The O’Malley for President office was small. In fact, it wasn’t even on the map. As we drove through Manchester I was half sure we were being taken to a Papa Johns. That’s what google maps was telling me, anyway.

Inside, the office resembled any small grassroots campaign effort. The room was filled with an eclectic collection of tables and chairs and a few old couches. The walls were plastered with signs, cutouts, and canvassing guides.

“O'MALLEY” was written in glittering, christmas light adorned letters, though the M was unhinged and dangling off the wall.

Also inside were about ten people, some permanent members of the campaign, some volunteers, and all of them enthusiastic about their candidate, Democratic Governor Martin O’Malley of Maryland. My fellow intern Rhea, who will also be blogging about her experience, and I spent the day phone banking.

Phone banking is one of those things that you dread until you actually start doing it. I made close to one hundred calls today, and in the end I managed to reach about seven people. I only actually talked to one woman, and I believe we both learned a lot from each other.

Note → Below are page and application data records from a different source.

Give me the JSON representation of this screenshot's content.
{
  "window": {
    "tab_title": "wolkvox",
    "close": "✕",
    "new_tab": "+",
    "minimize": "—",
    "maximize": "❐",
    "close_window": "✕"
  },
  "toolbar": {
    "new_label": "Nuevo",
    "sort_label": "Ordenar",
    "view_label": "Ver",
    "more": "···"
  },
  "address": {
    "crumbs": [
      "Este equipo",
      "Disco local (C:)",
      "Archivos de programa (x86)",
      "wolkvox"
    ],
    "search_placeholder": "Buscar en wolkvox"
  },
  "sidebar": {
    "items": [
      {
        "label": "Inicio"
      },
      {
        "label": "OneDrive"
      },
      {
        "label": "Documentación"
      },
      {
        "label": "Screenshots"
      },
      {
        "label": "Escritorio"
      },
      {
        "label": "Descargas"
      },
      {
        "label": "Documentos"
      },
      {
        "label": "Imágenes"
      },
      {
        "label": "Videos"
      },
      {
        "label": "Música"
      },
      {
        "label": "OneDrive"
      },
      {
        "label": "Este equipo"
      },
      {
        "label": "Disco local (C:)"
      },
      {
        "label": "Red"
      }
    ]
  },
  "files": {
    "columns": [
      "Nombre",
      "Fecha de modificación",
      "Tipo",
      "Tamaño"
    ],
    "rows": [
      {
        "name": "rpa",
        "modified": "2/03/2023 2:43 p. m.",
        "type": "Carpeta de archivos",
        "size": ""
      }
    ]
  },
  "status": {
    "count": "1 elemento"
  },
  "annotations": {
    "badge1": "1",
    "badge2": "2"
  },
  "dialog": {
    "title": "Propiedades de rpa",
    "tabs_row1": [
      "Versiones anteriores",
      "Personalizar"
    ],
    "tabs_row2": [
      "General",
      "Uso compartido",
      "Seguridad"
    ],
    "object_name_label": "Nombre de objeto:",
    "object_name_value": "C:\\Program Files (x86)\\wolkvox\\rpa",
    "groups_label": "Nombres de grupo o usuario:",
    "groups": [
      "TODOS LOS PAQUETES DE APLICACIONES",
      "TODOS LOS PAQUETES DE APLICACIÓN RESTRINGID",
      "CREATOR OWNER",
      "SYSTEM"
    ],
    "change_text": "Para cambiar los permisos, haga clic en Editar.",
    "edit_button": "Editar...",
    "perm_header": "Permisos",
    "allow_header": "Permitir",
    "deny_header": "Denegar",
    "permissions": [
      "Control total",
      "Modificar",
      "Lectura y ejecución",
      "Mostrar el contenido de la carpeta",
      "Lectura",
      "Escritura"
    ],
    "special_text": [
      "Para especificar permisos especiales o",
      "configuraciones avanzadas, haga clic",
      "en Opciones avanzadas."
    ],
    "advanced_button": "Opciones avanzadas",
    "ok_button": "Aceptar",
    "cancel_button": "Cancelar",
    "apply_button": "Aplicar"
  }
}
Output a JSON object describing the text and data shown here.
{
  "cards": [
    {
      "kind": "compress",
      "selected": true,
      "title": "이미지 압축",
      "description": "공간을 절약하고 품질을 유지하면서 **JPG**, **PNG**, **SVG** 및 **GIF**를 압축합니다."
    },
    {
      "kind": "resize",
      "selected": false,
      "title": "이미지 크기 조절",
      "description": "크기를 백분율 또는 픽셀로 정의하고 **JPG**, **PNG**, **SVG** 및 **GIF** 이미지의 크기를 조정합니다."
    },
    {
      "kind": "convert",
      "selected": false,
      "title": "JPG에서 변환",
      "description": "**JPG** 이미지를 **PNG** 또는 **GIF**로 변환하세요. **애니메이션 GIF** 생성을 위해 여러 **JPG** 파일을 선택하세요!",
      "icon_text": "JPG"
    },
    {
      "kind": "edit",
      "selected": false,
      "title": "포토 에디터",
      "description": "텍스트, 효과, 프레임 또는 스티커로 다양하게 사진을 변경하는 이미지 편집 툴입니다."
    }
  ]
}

She explained to me why she was a Hilary Clinton supporter and talked to me about how dissatisfied she was with America’s polarized and stagnant political system. She was losing faith and felt that political strength was necessary to accomplish anything, which she believed Hilary possessed.

After she was finished venting to me, I couldn’t disagree with her. In fact, it felt insincere to leap into campaign rhetoric at that moment and dismiss the very real frustration she had expressed. I felt her pain, I was also frustrated.

But our conversation had made me less so. It inspired me. We were both involved in and begging to fix a system that was broken. I gave her my pitch for O’Malley, I asked her to reconsider my candidate and by the end of our talk she agreed that he was a good idea. Apparently I had inspired her, too.

Even breaking through with just one voter was thrilling. O’Malley might not have the big ad buys, massive rallies, or campaign funds that the other democratic candidates have, but looking around at the people I was working alongside today I could tell that he has genuine support.

No one chooses the underdog unless they’re completely determined. If I could return to the office each day and have a connection with even one voter, it would make my experience on this campaign completely worth it.

-- Emma Whitford is a St. Olaf sophomore from Middleton, Wis., majoring in Political Science. She is in New Hampshire as part of a St. Olaf political science class studying the presidential election.